One Johannesburg mother, who prefers anonymity because she does not want her daughter identified, is stressed that she and her husband will now have to set aside time between their equally demanding daily work activities to teach their little one who was scheduled to start school this year.
She has not mustered up enough courage to tell her daughter, who is looking forward to starting school, that she will not be sitting behind the desk on Monday.
“As a parent, I am so stressed and so frustrated because this is the first year of my little daughter to go to school and she is so excited that she is going to school next week. Now, there are changes she is no longer going there. And I can’t even tell her. She was so excited to go to school, and meeting new friends and do new things.”
Department of Basic Education answers questions on delayed reopening of schools:
What is more stressful for her is that she and her husband will now have to teach their daughter from home. The independent school, where she has enrolled her daughter, has sent her a text message informing her that she needs to come and collect study packs that she will use to teach her child whilst at home.
“And the thing of teaching my child at home is going to be difficult because me and my husband are working every day. So, who is going to teach her whilst we are working? So, it means she will have to wait for us to come back from work and teach her. And it is stress for us because we do not know what is happening – the syllabus, it’s frustrating.”

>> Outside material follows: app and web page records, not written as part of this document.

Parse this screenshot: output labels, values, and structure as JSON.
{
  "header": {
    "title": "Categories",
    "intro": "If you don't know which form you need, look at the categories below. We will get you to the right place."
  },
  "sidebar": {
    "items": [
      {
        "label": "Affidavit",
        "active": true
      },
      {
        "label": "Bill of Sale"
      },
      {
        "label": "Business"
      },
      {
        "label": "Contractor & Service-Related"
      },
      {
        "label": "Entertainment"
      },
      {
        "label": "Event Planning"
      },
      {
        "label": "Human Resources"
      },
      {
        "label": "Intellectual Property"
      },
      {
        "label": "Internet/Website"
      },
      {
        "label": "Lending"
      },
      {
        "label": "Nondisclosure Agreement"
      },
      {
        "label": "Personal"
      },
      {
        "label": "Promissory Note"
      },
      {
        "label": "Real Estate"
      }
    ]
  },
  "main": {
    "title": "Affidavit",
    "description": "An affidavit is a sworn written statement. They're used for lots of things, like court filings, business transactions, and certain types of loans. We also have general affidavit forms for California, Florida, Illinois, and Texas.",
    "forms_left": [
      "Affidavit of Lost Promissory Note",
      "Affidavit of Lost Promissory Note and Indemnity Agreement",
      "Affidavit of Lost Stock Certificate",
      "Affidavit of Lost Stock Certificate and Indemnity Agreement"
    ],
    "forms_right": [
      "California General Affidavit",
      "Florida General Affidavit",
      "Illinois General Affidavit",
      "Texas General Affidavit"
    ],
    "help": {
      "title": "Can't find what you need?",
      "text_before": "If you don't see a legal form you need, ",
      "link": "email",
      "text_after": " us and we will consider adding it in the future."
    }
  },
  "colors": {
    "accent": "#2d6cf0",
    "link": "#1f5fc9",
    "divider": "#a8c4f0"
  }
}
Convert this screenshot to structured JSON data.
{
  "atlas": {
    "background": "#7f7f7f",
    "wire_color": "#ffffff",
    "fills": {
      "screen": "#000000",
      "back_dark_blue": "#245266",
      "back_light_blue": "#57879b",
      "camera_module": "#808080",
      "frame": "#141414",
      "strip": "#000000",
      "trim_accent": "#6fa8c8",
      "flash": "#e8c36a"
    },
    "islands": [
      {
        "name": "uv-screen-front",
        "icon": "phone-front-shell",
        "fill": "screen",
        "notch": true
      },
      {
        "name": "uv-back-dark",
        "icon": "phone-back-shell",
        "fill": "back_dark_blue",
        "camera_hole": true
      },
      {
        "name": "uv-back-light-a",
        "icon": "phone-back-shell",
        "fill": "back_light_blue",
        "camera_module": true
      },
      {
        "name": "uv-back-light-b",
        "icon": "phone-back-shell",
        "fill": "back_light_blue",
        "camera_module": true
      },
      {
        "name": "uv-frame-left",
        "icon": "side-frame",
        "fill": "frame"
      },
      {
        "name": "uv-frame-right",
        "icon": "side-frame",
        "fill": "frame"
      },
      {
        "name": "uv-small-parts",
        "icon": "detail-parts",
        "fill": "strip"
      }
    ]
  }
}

Chairperson of the Association for Homeschooling, Shaun Green, says one of the biggest causes of homeschooling failure is burnout. Green says homeschooling is not the same as traditional schooling and there are many things about schooling that are not necessarily well suited to education at home.
“Families that find themselves involved in educating their own children in their home should ask themselves these questions with regards to their actions; do we really need to do this, and number two, are we getting the most out of this? If they ask themselves these questions carefully, they can find that the home can be a very efficient learning environment that is also flexible and customised to the learner.”
The National Alliance of Independent Schools Association (Naisa) has welcomed the delayed reopening of schools. They say there is a need to save lives given the escalating number of new COVID-19 cases.
Naisa Chairperson, Mandla Mthembu, says the online program can cover a lot of the curriculum.
“We want to encourage all our schools to explore the online programmes which they have been using since last year when the lockdown began. We think that schools can be able to make headway and cover a lot of the curriculum using online programmes. And those schools which do not have online programmes we want to encourage them to make material available to parent and learners whilst they are at home.”
The Independent Schools Association of Southern Africa (Isasa) says the two-week delay is an inconvenience. However, it is not as disruptive as was experienced last year.
Isasa’s Executive Director, Lebogang Montjane says they are happy to apply the two-week delay as requested by the government.
“Isasa and its member schools are happy to apply the two-week delay as requested by government. And confirms that, in the case of independent schools, which share the public school calendar, we have advised them to open for in-person instruction on the 15th of February 2021.”
Teachers’ union (Sadtu) has called on the department to show leadership regarding independent schools that have already opened or are set to open on Monday, by closing them down if they are not embarking on remote learning.
Homeschooling and its challenges: